5G will redefine a wide variety of industries. Different industries face different problems in the informatization and intelligentization process. Operators and equipment vendors need to work with industry partners to provide solutions based on differentiated requirements. While operators and vendors focus on networks and clouds, industry partners can focus on applications.
Future of MEC: Ubiquitous Network and Computing
With the expansion of the ecosystem of network edge, more technical and service innovations will occur around edge network.
—Cloud-edge coordination: Balance between cost and performance
The computing power of MEC has obviously higher costs than that of a centralized cloud. The latency-insensitive services can be processed by the centralized cloud, such as massive data analysis and AI training. AI reasoning and policy execution can be delivered to MEC. Through coordination of edge and cloud, the services can achieve a balance between performance and cost.
—Edge-edge coordination: Support service continuity and trigger network edge reconfiguration
Take V2X as an example. When a car moves, network/MEC switching will be triggered at the edge of the network/MEC coverage. To ensure the continuity of services, edge-edge coordination is required. MECs need to be connected through edge networks, thus triggering edge network reconfiguration. Edge-edge coordination includes four layers: network-network coordination, network-cloud coordination, cloud-cloud coordination, and application coordination.

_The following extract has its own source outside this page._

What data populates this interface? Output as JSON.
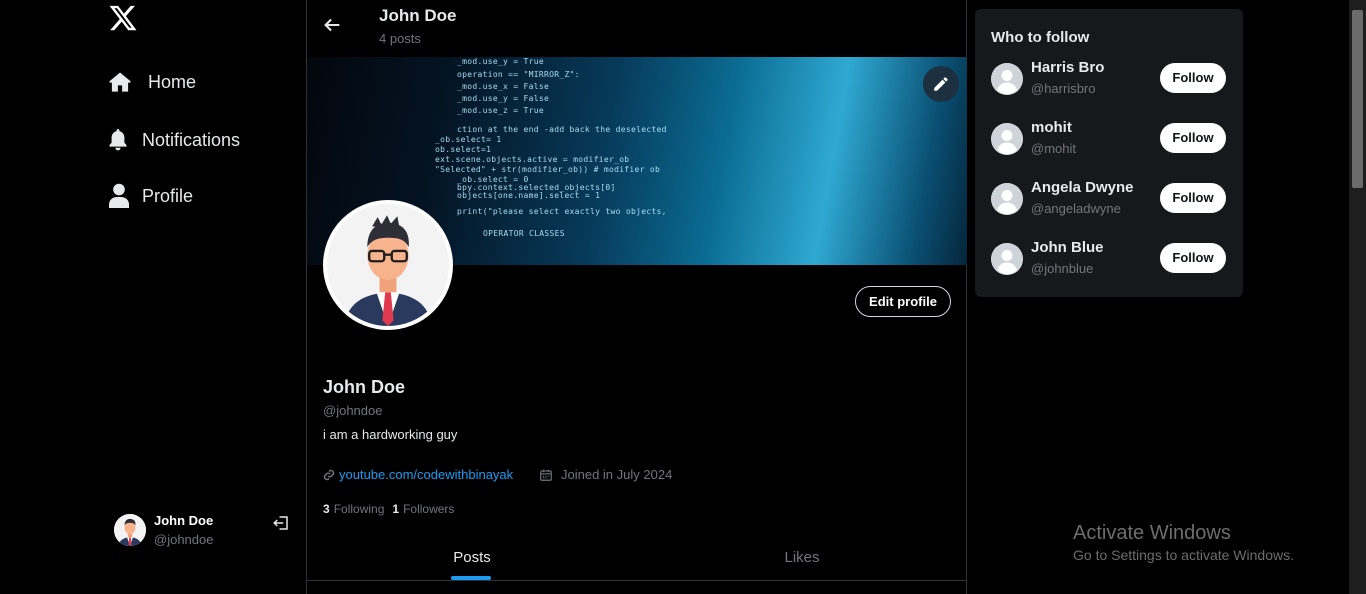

—Computing-aware network: The network is aware of computing resources and capability to implement routing based on computing and network QoS
The distributed computing power can be connected through intelligent networks so that the network can be aware of the computing power. The computing power can be allocated according to the service requirements in terms of network quality, computing power capability, and service priorities through intelligent routes to maximize the use of computing power.
—Blockchain in MEC: Authenticate edge nodes
Edge-edge interconnection enables the network to convert from a center-edge star structure to a multilateral interconnected structure. Blockchain technology, with features such as decentralization, consensus mechanism, and peer-to-peer interconnection, perfectly matches with the edge-edge interconnection model. The blockchain technology can be used in edge node authentication and authorization to improve service and system security.
—Grid computing: Distributed computing of huge tasks
When scattered computing nodes are connected into a network of high computing power, they evolve into a computing grid capable of performing large/huge computing tasks. By splitting applications into several independent computing units, the network can assign them to different edge nodes and initiate distributed operations at the same time.
—Function as a Service: Abstract general computing requirements to enable coexistence of computing and connection
Function as a Service is an event-driven, fully-managed serverless computing service. Common computing power requirements are abstracted and then encapsulated into abundant function sets for service invocation while the service focuses only on its own logic. Function computing provides elastic, highly available, expandable, and fast response calculation capabilities for the service, so that any application or service can be quickly built.
When viewing the IT development history, from mainframe computer to PC, computing power has evolved from a centralized to a distributed mode. From PC to cloud computing, computing power has evolved from a distributed to an on-demand mode. From cloud computing to edge computing, it has become more localized to enhance service quality. With the further development of the above new technologies, ubiquitous network and ubiquitous computing will eventually be realized through more intelligent network connections and more abundant computing power.